|HOME | SPORTS | OLYMPICS | NEWS|
September 8, 2000
Drug bust rocks Canada again
One of Canada's top Olympic hopes, equestrian Eric Lamaze, faces a lifetime ban from competition after testing positive for cocaine for the second time since 1996, sports officials said on Thursday.
News of the failed drug test came just days after hammer thrower Robin Lyons was kicked off the country's Olympic track team for a doping infraction.
Lamaze, 32, a member of Canada's show jumping team, failed a random drug test conducted at his Toronto-area home late last month, an executive at the Canadian Centre for Ethics in Sport in Ottawa told Reuters.
"We have confirmed that he has tested positive for cocaine," said Victor Lachance, chief executive of the Centre for Ethics in Sport.
Lachance was unable to provide exact concentration levels of the drug found in Lamaze's test.
Lamaze had been tagged as one of the country's best hopes for an Olympic medal. Because the recent test represented his second infraction, he now faces a lifetime ban from competition, removing him from this month's Olympic Games in Sydney.

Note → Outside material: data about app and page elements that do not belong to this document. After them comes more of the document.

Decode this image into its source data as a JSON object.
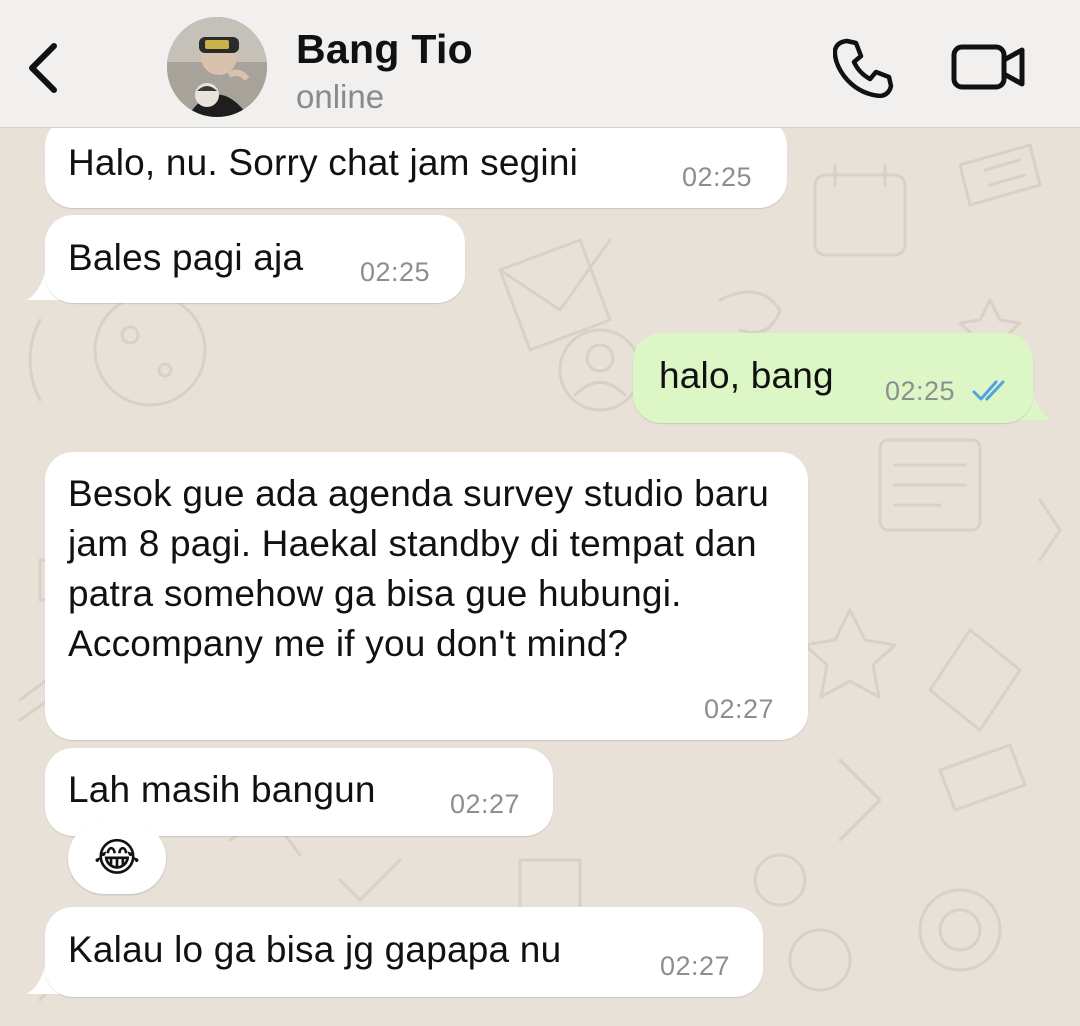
{
  "header": {
    "contact_name": "Bang Tio",
    "status": "online"
  },
  "messages": [
    {
      "direction": "incoming",
      "text": "Halo, nu. Sorry chat jam segini",
      "time": "02:25"
    },
    {
      "direction": "incoming",
      "text": "Bales pagi aja",
      "time": "02:25"
    },
    {
      "direction": "outgoing",
      "text": "halo, bang",
      "time": "02:25",
      "read": true
    },
    {
      "direction": "incoming",
      "text": "Besok gue ada agenda survey studio baru jam 8 pagi. Haekal standby di tempat dan patra somehow ga bisa gue hubungi. Accompany me if you don't mind?",
      "time": "02:27"
    },
    {
      "direction": "incoming",
      "text": "Lah masih bangun",
      "time": "02:27",
      "reaction": "😂"
    },
    {
      "direction": "incoming",
      "text": "Kalau lo ga bisa jg gapapa nu",
      "time": "02:27"
    }
  ],
  "colors": {
    "incoming_bubble": "#ffffff",
    "outgoing_bubble": "#dcf7c5",
    "chat_background": "#e7e1d8",
    "read_ticks": "#4fa3e0",
    "header_background": "#f2f0ee"
  },
  "icons": {
    "back": "chevron-left-icon",
    "call": "phone-icon",
    "video": "video-camera-icon",
    "read_receipt": "double-check-icon"
  }
}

"It's clear that there's a doping infraction, therefore, right now, he's suspended and because it's a second one for Eric, it's a lifetime ban," said Don Adams, executive director of the Canadian Equestrian Federation.
Lamaze also tested positive for cocaine in 1996 and was suspended from competition for four years. This was later reduced to seven months after he successfully appealed the penalty, arguing he used the drug for personal, not performance-enhancing reasons.
Under Canadian policy, Lamaze has the right to contest last month's test with a second or "B sample." Although Lamaze's lawyer was not available for comment, both Lachance and Adams said the rider had chosen to take the second test. The result of the "B" test was not expected until Friday.
"It's a major disappointment for the Canadian team. Eric was a key member and a potential medallist, so it's a major disappointment. It's also a personal tragedy for Eric and we're very concerned for him and we feel for him," Adams said.
This is the latest disappointment for the Canadian Olympic program, still haunted by sprinter Ben Johnson's 1988 Seoul doping scandal and a very public inquiry into doping in sports in Canada.
Hammer thrower Lyons is appealing her suspension from the Olympic team after she tested positive for anabolic steroids earlier this week.
Mail your comments
TRAVEL | NEWSLINKS
ROMANCE | WEDDING | BOOK SHOP | MUSIC SHOP | GIFT SHOP | HOTEL BOOKINGS
AIR/RAIL | WEATHER | FREE MESSENGER | BROADBAND | E-CARDS | EDUCATION
HOMEPAGES | FREE EMAIL | CONTESTS | FEEDBACK